The suspect, a 19-year-old man with no clear ties to the school, fired at least a half-dozen shots with an assault rifle from inside the school and officers returned fire when the man was alone and they had a clear shot, DeKalb County Police Chief Cedric L. Alexander said at a news conference.
Though the school has a system where people must be buzzed in, the gunman slipped inside behind someone authorized to be there, Alexander said. The suspect, whose identity was not released, never got past the front office, where he held one or two employees captive for a time, and was being questioned at the police department, Alexander said. No charges had yet been filed.
Manning faces up to 90 years for leakingmilitary secrets
FORT MEADE, Md. (AP) — A military judge said she’ll announce on Wednesday the sentence for Army Pfc. Bradley Manning, who gave reams of classified information to WikiLeaks.

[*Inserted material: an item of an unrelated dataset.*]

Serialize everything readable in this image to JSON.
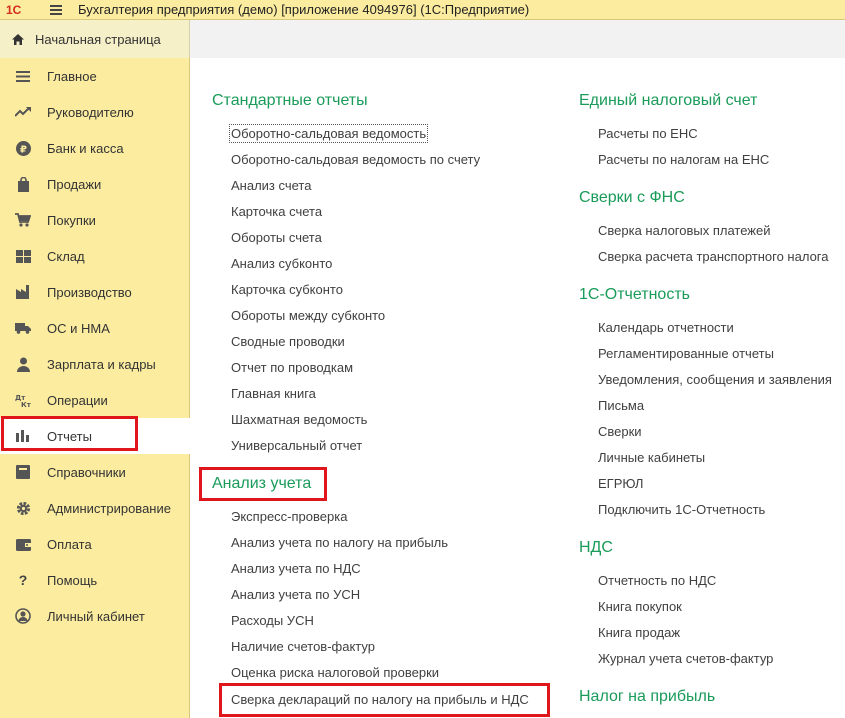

Army Col. Denise Lind said Tuesday she was still deliberating but she was confident she would have a sentence by Wednesday morning.

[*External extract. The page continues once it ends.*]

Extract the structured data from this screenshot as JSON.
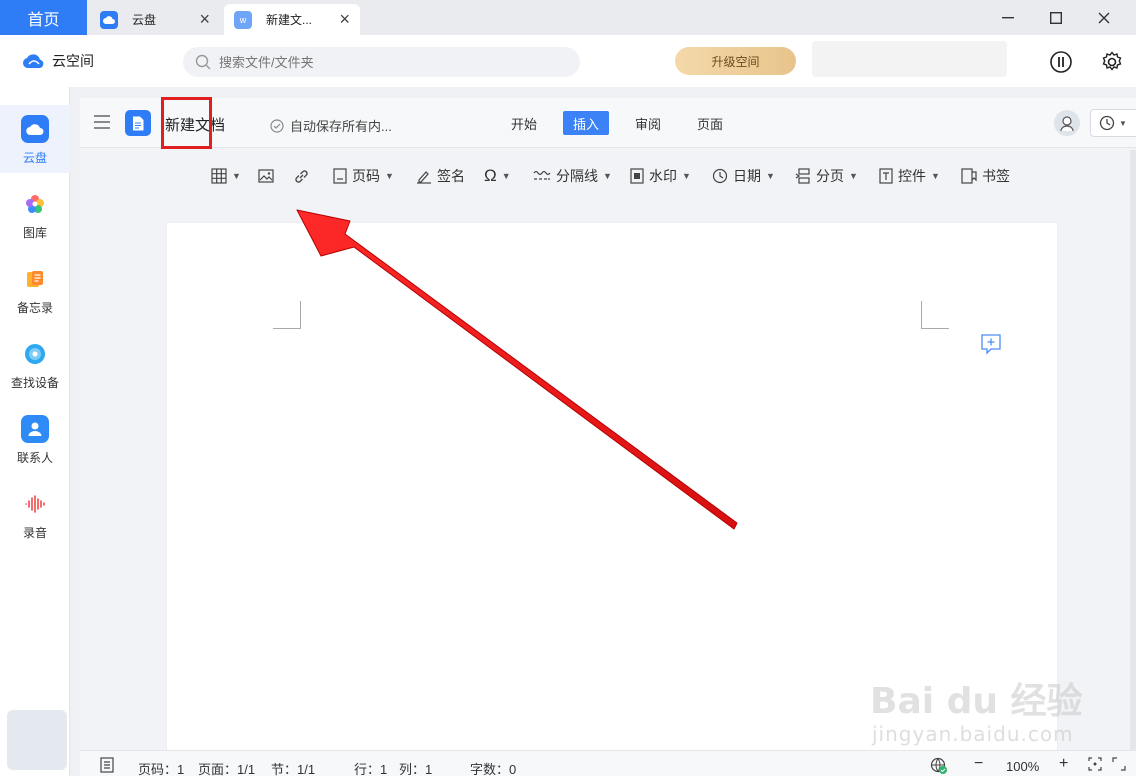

“At 10 a.m. tomorrow I will announce the sentence,” Lind said about 2 1/2 hours into her deliberations.
Manning faces up to 90 years in prison for leaking more than 700,000 Iraq and Afghanistan battlefield reports and State Department diplomatic cables in 2010 while working as an intelligence analyst in Iraq. He also leaked video of an U.S. helicopter attack in Baghdad in which at least nine people were killed, including a Reuters news photographer and his driver.
Prosecutors have asked for at least a 60-year prison term. Capt. Joe Morrow said in his closing argument Monday that a long prison sentence would dissuade other soldiers from following in Manning’s footsteps.
Defendant in 9/11 case alleges that troops have withheld foodfrom him
GUANTANAMO BAY NAVAL BASE, Cuba (AP) — A defendant in the Sept. 11 terror attack case alleged Tuesday that guards at Guantanamo Bay have been withholding food when he is in court or meeting with his lawyers. Military officials denied that has happened.
The charge by Ramzi bin al Shibh came as he angrily explained to the military judge in his case why he did not want to attend the afternoon session on the second day of a weeklong pretrial hearing at the U.S. base in Cuba.
“It is a form of psychological torture,” he said.
The judge, Army Col. James Pohl, has been allowing the five defendants to skip sessions of their pretrial hearings, but he has said they will be required to attend their actual trial, which is likely at least a year away. The other four defendants had already decided not to come to court Tuesday.
NEWSPaper detailsconfrontation withUK spies
LONDON (AP) — A British newspaper released new details of its confrontation with the country’s intelligence service on Tuesday, saying it destroyed hard drives containing material leaked by Edward Snowden in order to insulate the former American intelligence worker from potential prosecution and to keep reporting on his leaks.
The Guardian said senior staffers shattered the electronics using angle grinders and drills in mid-July in a bid to avoid legal action or even a police raid that could halt its reporting or provide evidence for U.S. officials seeking to put Snowden behind bars.
“I didn’t want to get in that position,” editor Alan Rusbridger said in a video interview posted to the Guardian’s website. “Once it was obvious that they would be going to law, I would rather destroy the copy than hand it back to them or allow the courts to freeze our reporting.”
He said the paper has other copies of the same material located elsewhere.
Rusbridger spoke as disquiet continued to grow over the detention of Guardian journalist Gleen Greenwald’s partner, David Miranda, whose was held for nine hours at London’s Heathrow Airport on Sunday as he was ferrying material related to the Snowden story between filmmaker Laura Poitras in Germany and Brazil, where Greenwald is based.